Students will spend 15 hours per week in the field. Course provides opportunities to master advanced social work application of theory knowledge, values and skills through practice under the direction of an agency-based field instructor and monitored by a faculty field liaison. Emphasizes integration of content from all areas of the concentration curriculum.

Students will spend 15 hours per week in the field. Course provides opportunities to master advanced social work application of theory knowledge, values and skills through practice under the direction of an agency-based field instructor and monitored by a faculty field liaison. Emphasizes integration of content from all areas of the concentration curriculum.

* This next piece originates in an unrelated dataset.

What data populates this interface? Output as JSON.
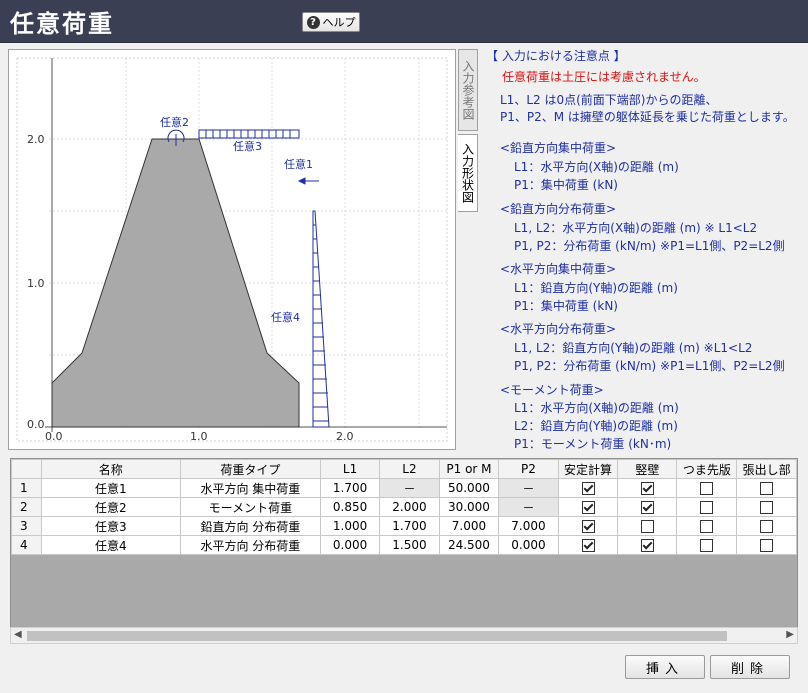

Students will spend 15 hours per week in the field. Course provides opportunities to master advanced social work application of theory knowledge, values and skills through practice under the direction of an agency-based field instructor and monitored by a faculty field liaison. Emphasizes integration of content from all areas of the concentration curriculum.

Advanced Standing Program Bridge Courses

Students review approaches, principles, techniques and theories of micro social work practice and human behavior. Emphasis is on commonalties and differences among practice modalities, including differential assessment, intervention and evaluation of outcomes. Course includes weekly field instruction integrating seminar. Required advanced standing program core curriculum course.

Presents social work theory and practice focusing on social policy, communities, agencies and interventions in light of principles of social and economic justice. Introduces and analyzes the social work role of policy practitioner with its specific skills and tasks. Demonstrates the importance of understanding the community and the agency in social work practice. Provides skill building in advocacy, planned change, and policy and organizational analysis, as well as weekly field instruction seminar.

Reviews approaches to scientific inquiry in the development of knowledge for social work practice; problem formulation; concepts and operational definitions; measurement validity and reliability; selected social work research designs; planned data collection strategies and procedures. Required advanced standing program core curriculum course.

Enrollment is restricted to students admitted to the advanced standing program. Reviews generalist-level knowledge, attitudes and skills acquired through social work education at the undergraduate level. Requires application, refinement and the active use of content from the advanced standing curriculum through practice under the direction of an agency-based field instructor, monitored by a faculty field liaison. Emphasizes integration of content from all areas of the generalist foundation curriculum. Completion of course requires 200 structured field hours.